# TASK REQUIREMENTS:
Nothing but a number should be given: the count of lines in the listing that include "środowisku".

*** RECORDED DATA Section Begins ***

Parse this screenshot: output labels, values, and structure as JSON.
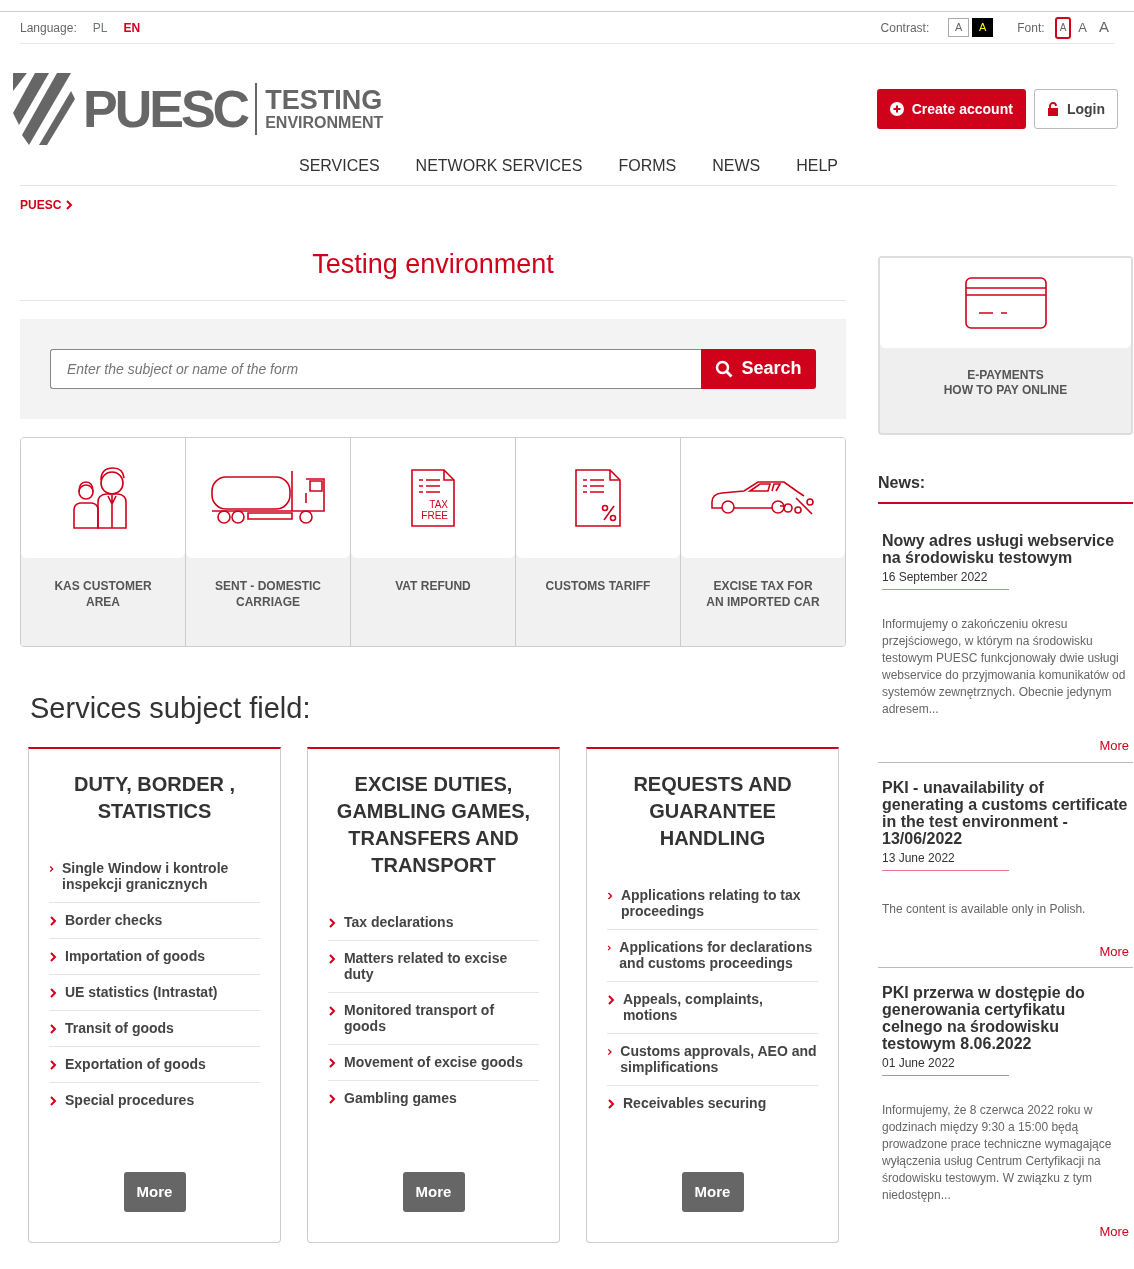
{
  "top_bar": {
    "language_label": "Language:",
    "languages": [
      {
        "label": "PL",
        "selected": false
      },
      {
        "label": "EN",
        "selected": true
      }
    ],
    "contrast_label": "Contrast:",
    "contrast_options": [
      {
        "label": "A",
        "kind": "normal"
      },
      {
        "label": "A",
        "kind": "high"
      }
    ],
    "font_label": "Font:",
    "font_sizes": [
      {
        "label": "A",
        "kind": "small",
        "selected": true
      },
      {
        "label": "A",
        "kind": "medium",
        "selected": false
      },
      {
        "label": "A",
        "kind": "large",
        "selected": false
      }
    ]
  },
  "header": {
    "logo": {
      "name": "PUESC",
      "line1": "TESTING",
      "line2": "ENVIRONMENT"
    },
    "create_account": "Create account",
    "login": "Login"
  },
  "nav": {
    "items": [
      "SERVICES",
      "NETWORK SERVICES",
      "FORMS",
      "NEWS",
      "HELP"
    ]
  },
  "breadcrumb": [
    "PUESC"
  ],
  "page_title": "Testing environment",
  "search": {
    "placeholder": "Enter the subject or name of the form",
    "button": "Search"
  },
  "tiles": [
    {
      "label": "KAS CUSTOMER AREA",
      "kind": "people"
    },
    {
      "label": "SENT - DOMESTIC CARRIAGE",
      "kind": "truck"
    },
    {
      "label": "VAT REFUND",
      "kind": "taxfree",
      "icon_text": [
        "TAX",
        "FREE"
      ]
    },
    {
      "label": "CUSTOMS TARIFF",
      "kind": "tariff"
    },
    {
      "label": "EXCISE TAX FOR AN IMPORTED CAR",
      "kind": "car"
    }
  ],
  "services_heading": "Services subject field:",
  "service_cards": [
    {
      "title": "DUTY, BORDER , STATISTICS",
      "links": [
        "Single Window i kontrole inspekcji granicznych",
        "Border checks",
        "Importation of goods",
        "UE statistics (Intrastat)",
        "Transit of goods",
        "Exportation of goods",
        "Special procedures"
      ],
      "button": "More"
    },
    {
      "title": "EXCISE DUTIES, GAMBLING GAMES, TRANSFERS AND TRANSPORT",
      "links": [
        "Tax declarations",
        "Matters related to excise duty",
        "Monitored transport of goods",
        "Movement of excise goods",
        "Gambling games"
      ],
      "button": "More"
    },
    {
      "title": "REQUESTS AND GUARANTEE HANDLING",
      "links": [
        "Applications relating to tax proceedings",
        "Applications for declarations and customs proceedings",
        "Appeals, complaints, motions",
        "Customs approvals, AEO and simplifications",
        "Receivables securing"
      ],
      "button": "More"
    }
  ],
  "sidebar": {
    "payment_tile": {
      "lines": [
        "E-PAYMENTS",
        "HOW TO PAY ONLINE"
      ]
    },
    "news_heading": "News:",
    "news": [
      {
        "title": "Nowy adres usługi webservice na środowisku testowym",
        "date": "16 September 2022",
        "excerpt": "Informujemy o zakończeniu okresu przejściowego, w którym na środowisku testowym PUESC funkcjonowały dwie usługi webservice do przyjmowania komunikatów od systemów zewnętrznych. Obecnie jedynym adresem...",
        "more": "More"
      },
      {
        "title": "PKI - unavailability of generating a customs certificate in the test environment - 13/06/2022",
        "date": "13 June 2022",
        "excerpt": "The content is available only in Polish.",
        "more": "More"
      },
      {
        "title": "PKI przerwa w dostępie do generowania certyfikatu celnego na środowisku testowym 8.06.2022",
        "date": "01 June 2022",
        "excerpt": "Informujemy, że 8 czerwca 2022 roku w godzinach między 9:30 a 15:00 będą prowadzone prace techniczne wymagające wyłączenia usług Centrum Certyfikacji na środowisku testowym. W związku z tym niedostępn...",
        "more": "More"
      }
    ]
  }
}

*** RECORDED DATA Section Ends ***
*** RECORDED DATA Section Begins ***

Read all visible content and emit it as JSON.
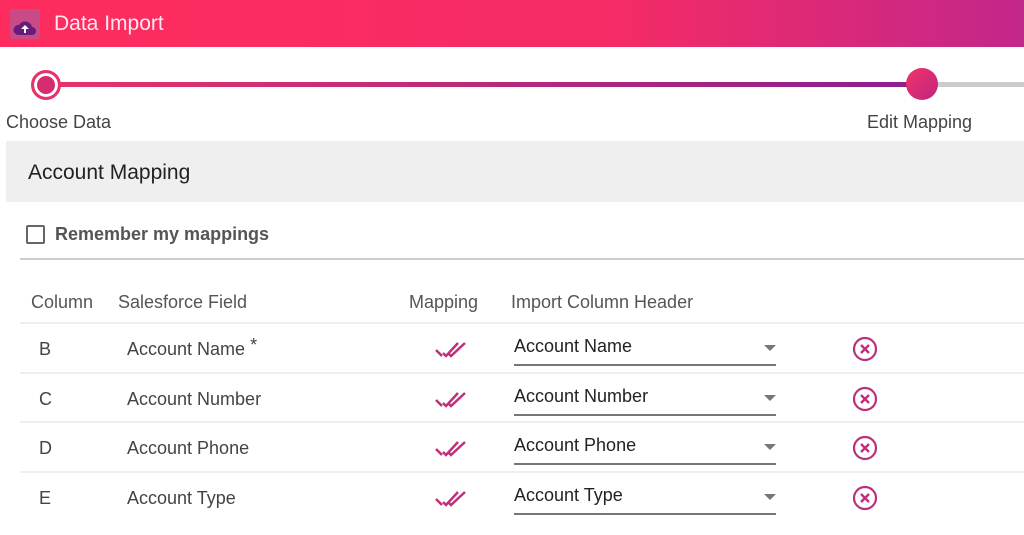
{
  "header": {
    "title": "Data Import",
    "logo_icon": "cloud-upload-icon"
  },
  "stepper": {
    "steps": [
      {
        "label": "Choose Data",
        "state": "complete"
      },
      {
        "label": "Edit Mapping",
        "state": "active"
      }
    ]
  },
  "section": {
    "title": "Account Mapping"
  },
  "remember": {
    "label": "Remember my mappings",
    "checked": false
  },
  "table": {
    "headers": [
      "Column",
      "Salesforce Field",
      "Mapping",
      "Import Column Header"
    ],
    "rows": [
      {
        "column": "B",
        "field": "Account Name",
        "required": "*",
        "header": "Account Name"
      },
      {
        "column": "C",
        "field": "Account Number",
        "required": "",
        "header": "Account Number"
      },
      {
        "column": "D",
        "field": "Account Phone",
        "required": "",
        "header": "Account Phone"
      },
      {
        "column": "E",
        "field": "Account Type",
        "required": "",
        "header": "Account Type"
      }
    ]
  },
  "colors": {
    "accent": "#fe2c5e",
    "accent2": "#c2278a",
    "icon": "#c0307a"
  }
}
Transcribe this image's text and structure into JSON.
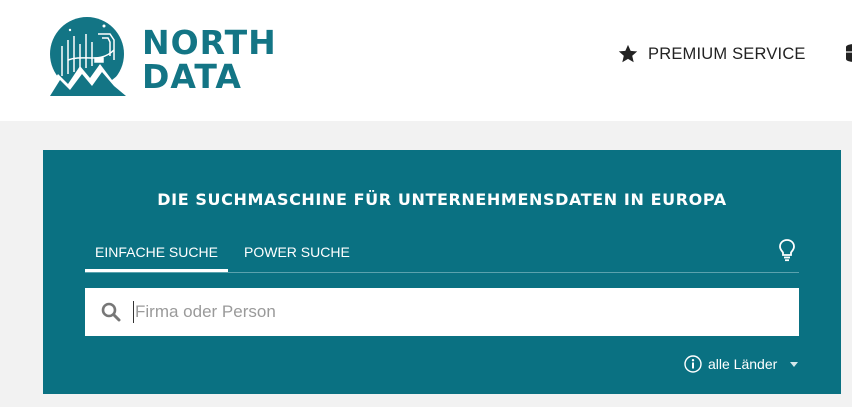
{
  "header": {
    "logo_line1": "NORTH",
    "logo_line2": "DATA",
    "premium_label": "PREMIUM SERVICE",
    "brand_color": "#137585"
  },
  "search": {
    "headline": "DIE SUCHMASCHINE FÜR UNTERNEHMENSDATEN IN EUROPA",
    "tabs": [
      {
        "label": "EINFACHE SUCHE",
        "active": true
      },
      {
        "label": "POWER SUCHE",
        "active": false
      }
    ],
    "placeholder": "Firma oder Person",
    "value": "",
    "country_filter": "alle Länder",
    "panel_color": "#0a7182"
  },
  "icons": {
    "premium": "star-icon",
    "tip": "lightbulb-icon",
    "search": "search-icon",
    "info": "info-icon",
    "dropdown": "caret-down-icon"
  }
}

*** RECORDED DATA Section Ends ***

# TASK RESULT:
4